President Obama and first lady Michelle host a State Dinner tonight for Calderon and Mrs. Zavala -- the couples both have young children and both women are lawyers who gave up careers when their husbands became president. Mrs. Obama dined at Los Pinos, the Mexican presidential residence, last month during her swing through Mexico City.
The U.S.-Mexico relationship is close, but the new Arizona state law -- where state law enforcement could demand that people produce papers (already opposed by Obama and Calderon) -- raises the question of how and when Calderon will deliver an Arizona rebuke. Calderon is under some domestic political pressure to say something while here, but I am told he does not want to make Arizona the highlight of his visit -- there are many other other issues on the agenda.

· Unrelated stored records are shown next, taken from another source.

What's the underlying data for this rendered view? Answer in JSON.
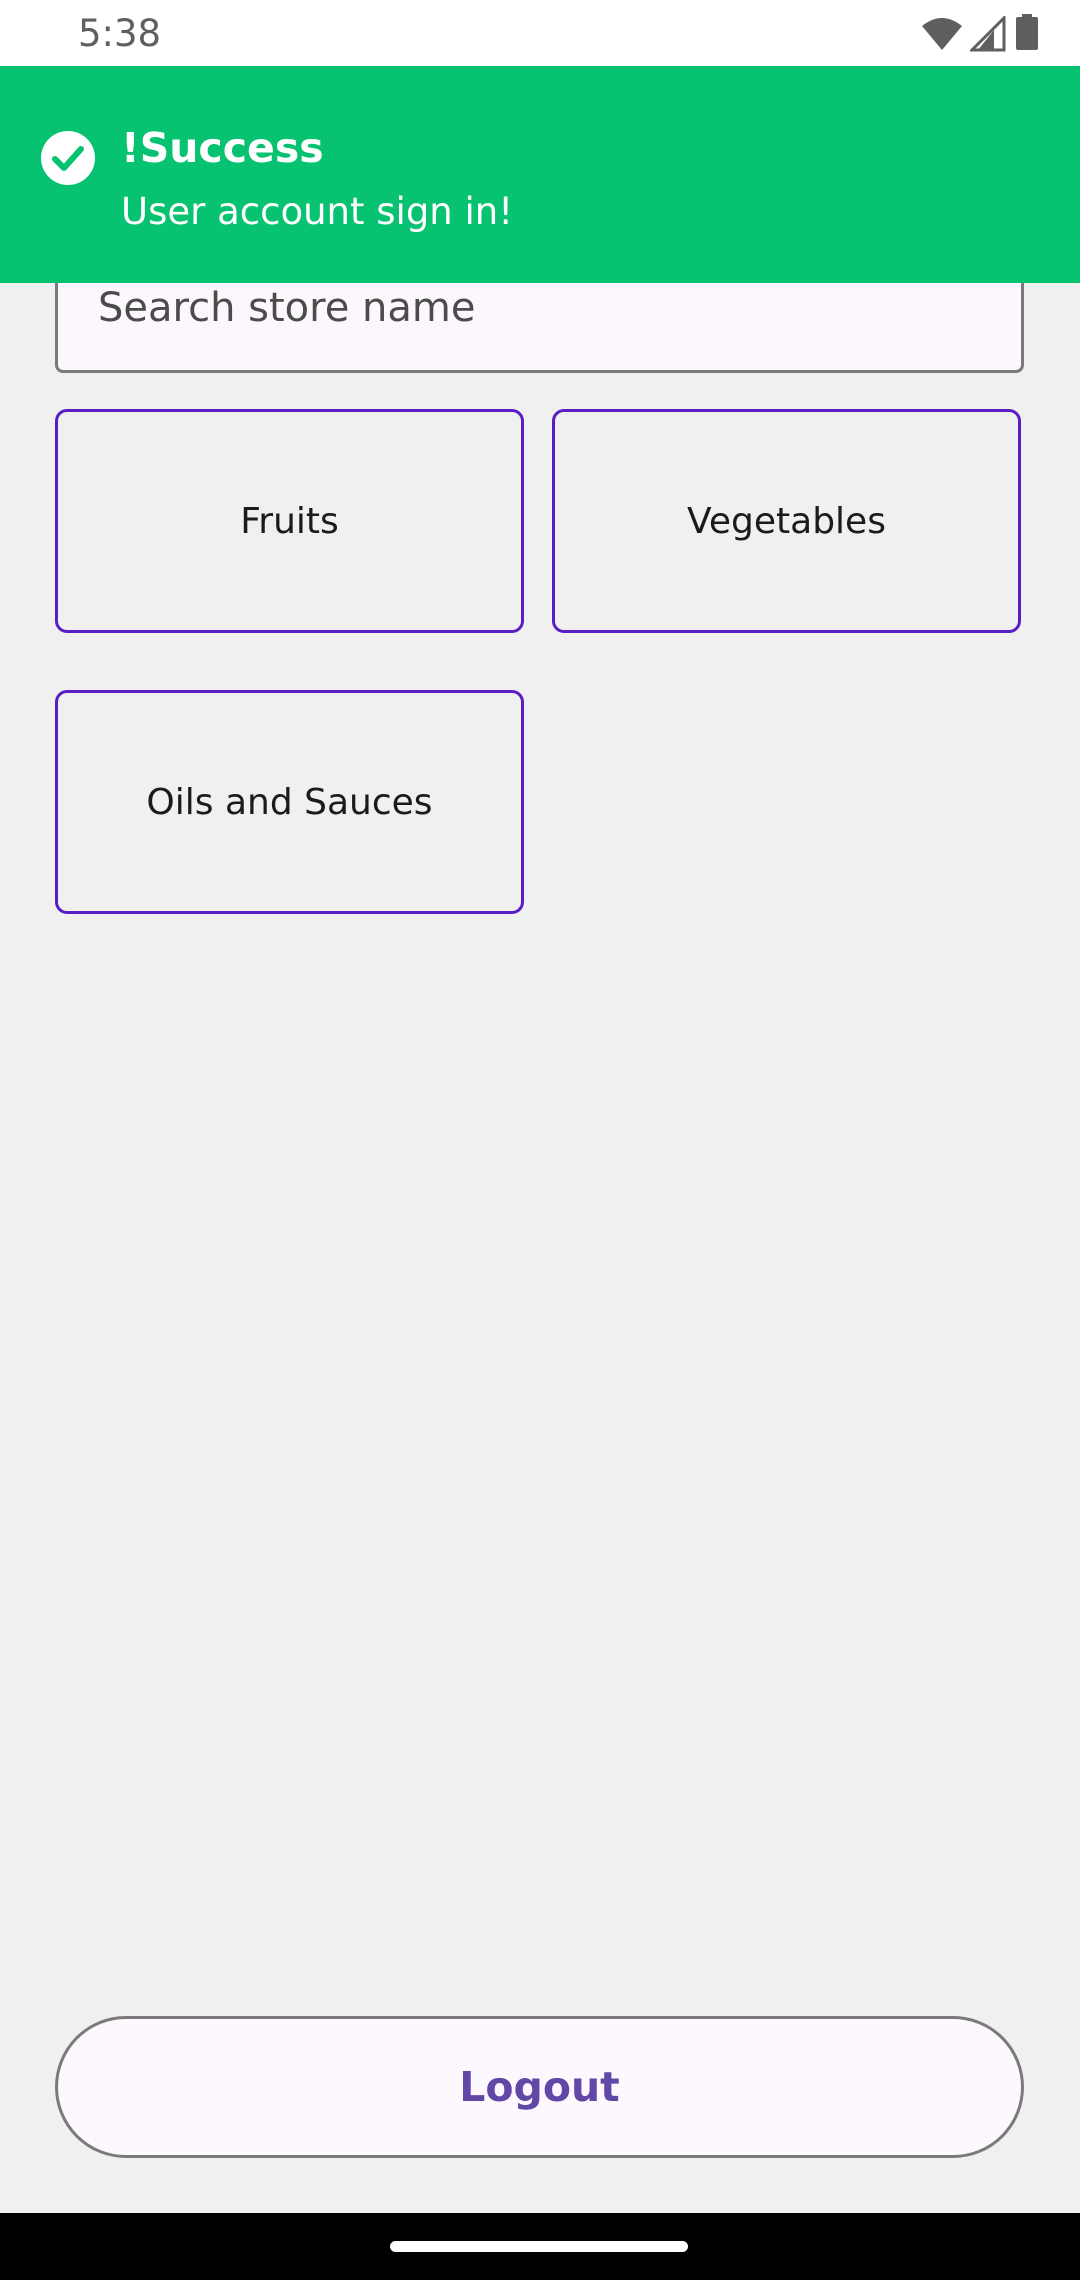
{
  "status_bar": {
    "time": "5:38",
    "icons": [
      "wifi-icon",
      "cell-signal-icon",
      "battery-icon"
    ]
  },
  "toast": {
    "icon": "check-circle-icon",
    "title": "!Success",
    "message": "User account sign in!",
    "color": "#07c270"
  },
  "search": {
    "placeholder": "Search store name",
    "value": ""
  },
  "categories": [
    {
      "label": "Fruits"
    },
    {
      "label": "Vegetables"
    },
    {
      "label": "Oils and Sauces"
    }
  ],
  "logout": {
    "label": "Logout"
  },
  "colors": {
    "accent": "#5a1fc4",
    "button_text": "#6148a7",
    "background": "#f0f0f0"
  }
}
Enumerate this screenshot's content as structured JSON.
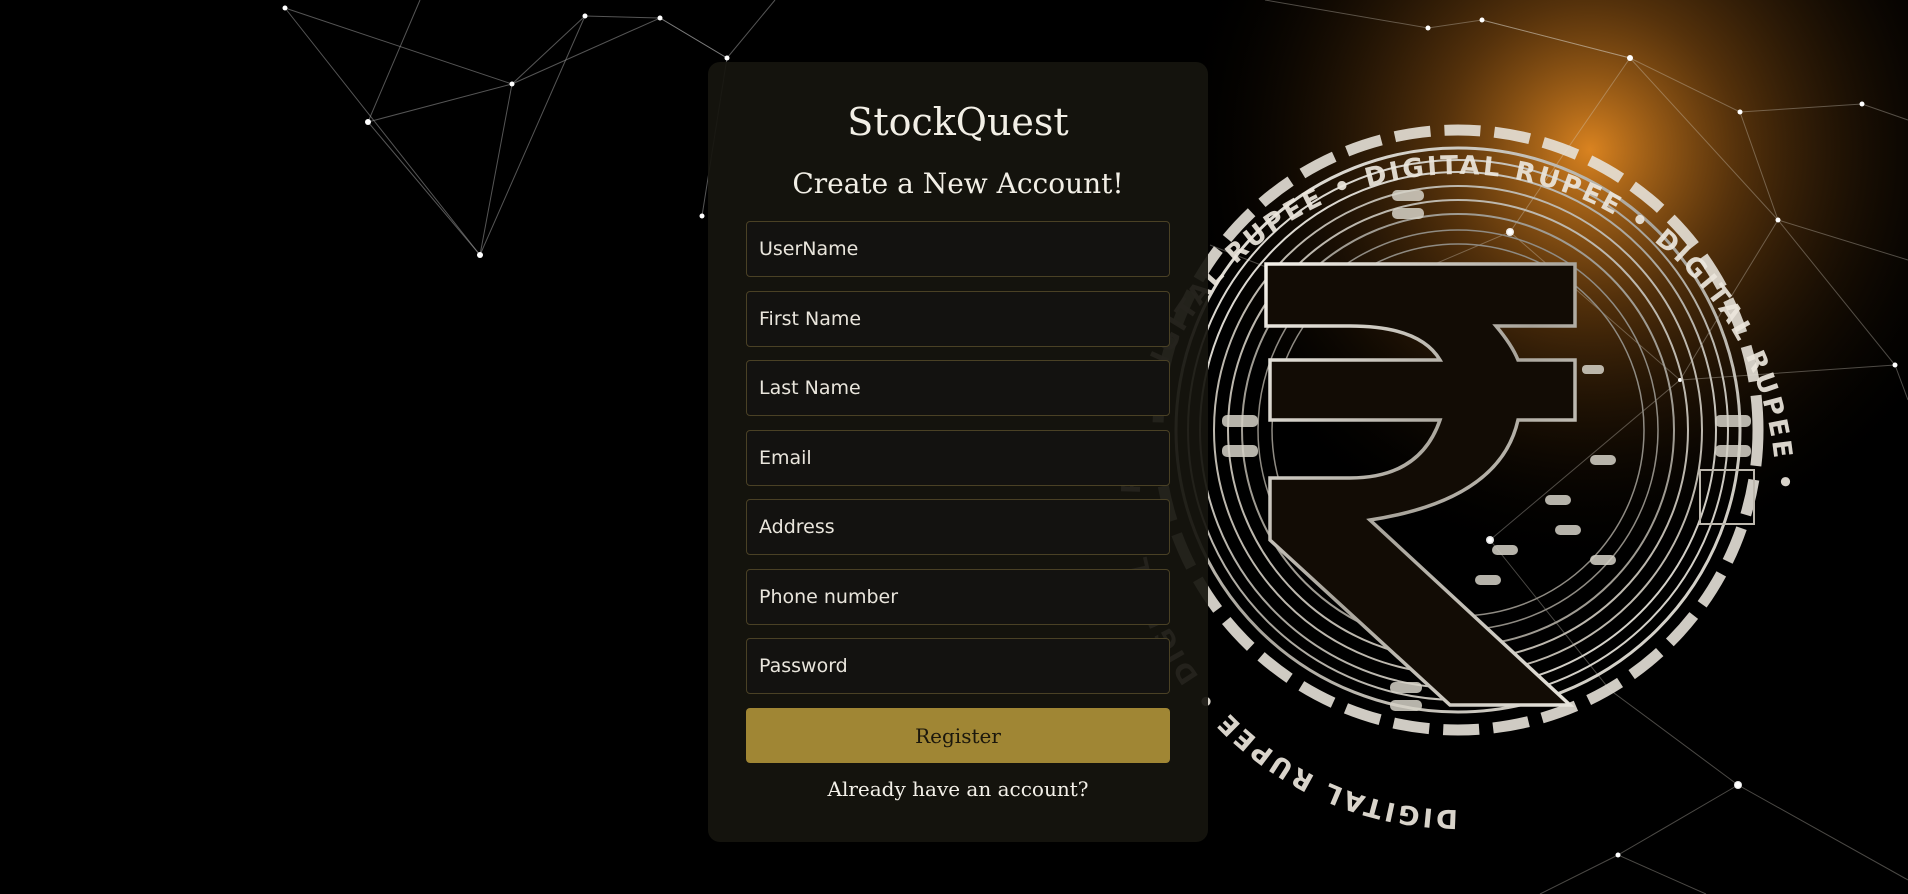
{
  "app": {
    "brand": "StockQuest",
    "subtitle": "Create a New Account!"
  },
  "form": {
    "username_placeholder": "UserName",
    "first_name_placeholder": "First Name",
    "last_name_placeholder": "Last Name",
    "email_placeholder": "Email",
    "address_placeholder": "Address",
    "phone_placeholder": "Phone number",
    "password_placeholder": "Password",
    "register_label": "Register",
    "login_link_label": "Already have an account?"
  },
  "background": {
    "ring_text": "DIGITAL RUPEE",
    "symbol": "₹",
    "accent_color": "#e0821a",
    "button_color": "#a08634"
  }
}
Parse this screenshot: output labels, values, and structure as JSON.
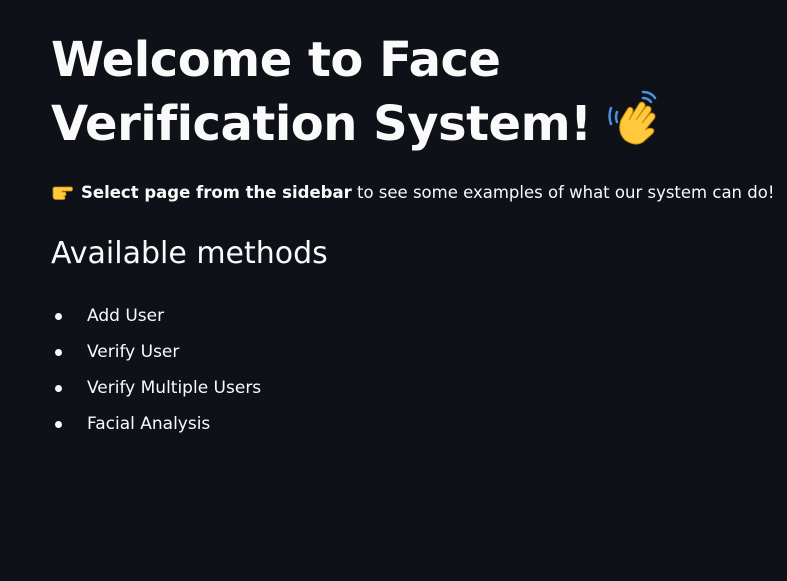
{
  "page": {
    "title": "Welcome to Face Verification System!",
    "title_icon": "waving-hand-emoji",
    "intro": {
      "icon": "pointing-hand-emoji",
      "bold_text": "Select page from the sidebar",
      "rest_text": " to see some examples of what our system can do!"
    },
    "subheading": "Available methods",
    "methods": [
      "Add User",
      "Verify User",
      "Verify Multiple Users",
      "Facial Analysis"
    ]
  },
  "colors": {
    "background": "#0e1117",
    "text": "#fafafa",
    "emoji_yellow": "#ffc83d",
    "emoji_blue": "#4a90e2"
  }
}
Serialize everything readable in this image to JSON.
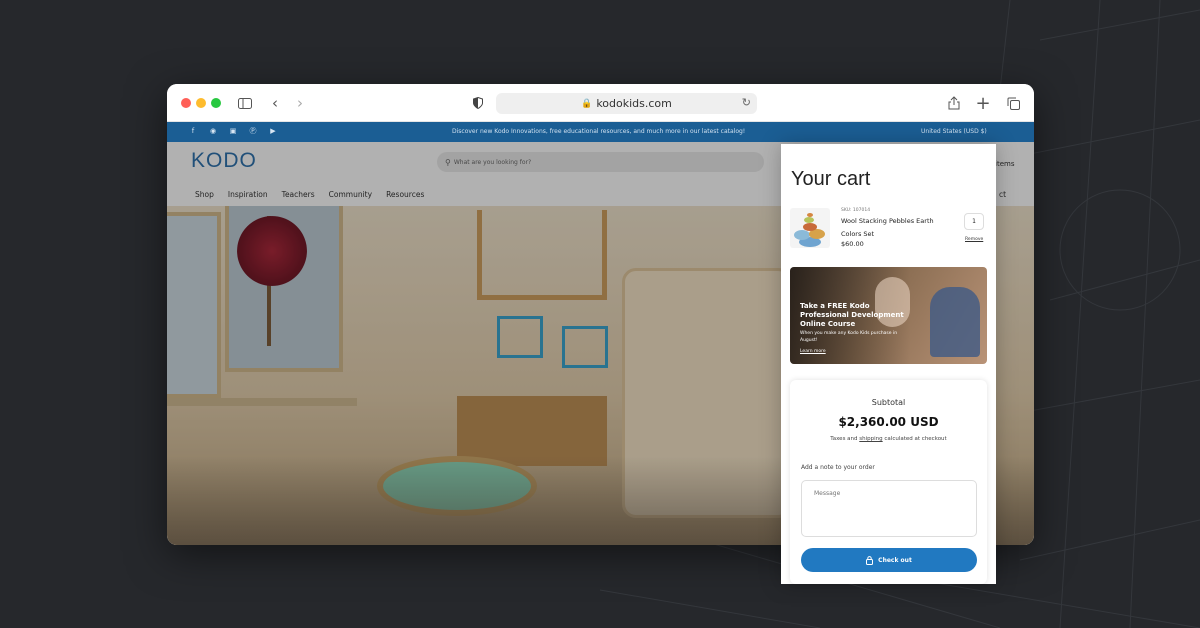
{
  "browser": {
    "url": "kodokids.com",
    "buttons": {
      "close_color": "#ff5f57",
      "minimize_color": "#febc2e",
      "zoom_color": "#28c840"
    }
  },
  "announcement": {
    "message": "Discover new Kodo Innovations, free educational resources, and much more in our latest catalog!",
    "region": "United States (USD $)",
    "socials": [
      "facebook-icon",
      "spotify-icon",
      "instagram-icon",
      "pinterest-icon",
      "youtube-icon"
    ]
  },
  "site": {
    "logo": "KODO",
    "search_placeholder": "What are you looking for?",
    "nav": [
      "Shop",
      "Inspiration",
      "Teachers",
      "Community",
      "Resources"
    ],
    "header_right_fragment": "items",
    "nav_right_fragment": "ct"
  },
  "cart": {
    "title": "Your cart",
    "item": {
      "sku": "SKU: 107014",
      "name": "Wool Stacking Pebbles Earth Colors Set",
      "price": "$60.00",
      "quantity": "1",
      "remove_label": "Remove"
    },
    "promo": {
      "headline": "Take a FREE Kodo Professional Development Online Course",
      "subtext": "When you make any Kodo Kids purchase in August!",
      "link": "Learn more"
    },
    "summary": {
      "subtotal_label": "Subtotal",
      "subtotal_value": "$2,360.00 USD",
      "tax_note_prefix": "Taxes and ",
      "tax_note_link": "shipping",
      "tax_note_suffix": " calculated at checkout",
      "note_label": "Add a note to your order",
      "note_placeholder": "Message",
      "checkout_label": "Check out"
    }
  },
  "colors": {
    "brand_blue": "#2179c1",
    "announcement_bar": "#1b5e94",
    "background": "#26282c"
  }
}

Calderon has two prime opportunities. Obama and Calderon hold a press conference today, and Thursday Calderon addresses a joint session of Congress. Obama and Calderon held a joint press conference on April 16, 2009, at Los Pinos. Calderon said then, "This is an historic event that will inaugurate a new era, a new relationship between our two countries."
During a Tuesday briefing, a White House official who would not allow his name to be used said the U.S. fully expects Calderon to speak out on Arizona, "to also discuss his views, as he has been doing in public, on recent developments, be it the Arizona immigration law and more generally the issue of immigration and efforts in Mexico [and] his efforts in Mexico to create the kind of economic opportunity that allows Mexicans to live out their dreams in their country of origin."
Among the agenda items:
* Drug wars. U.S. consumption of drugs and feuding Mexican drug cartels are fueling the cross-border drug war, and getting use down is a major bilateral issue. Mexico blames U.S. guns ending up in Mexico and U.S. drug demand. On May 11, the Obama White House released its long- awaited drug-fighting stategy with the goal: "a 15-percent reduction in the rate of youth drug use over five years." In March, top Obama Cabinet officials--led by Secretary of State Hillary Clinton--were in Mexico City to discuss the escalating cross- border violence.
* Energy. "I think you'll see a number of concrete deliverables in -- on each of -- on energy cooperation and on clean- energy cooperation," the White House official said.
* Border infrastructure. The Sun-Times has learned that the Obama White House will annunce three new border bridge projects to allow faster border crossings.
* Trade and a long standing issue about Mexican trucks being allowed entry to the U.S.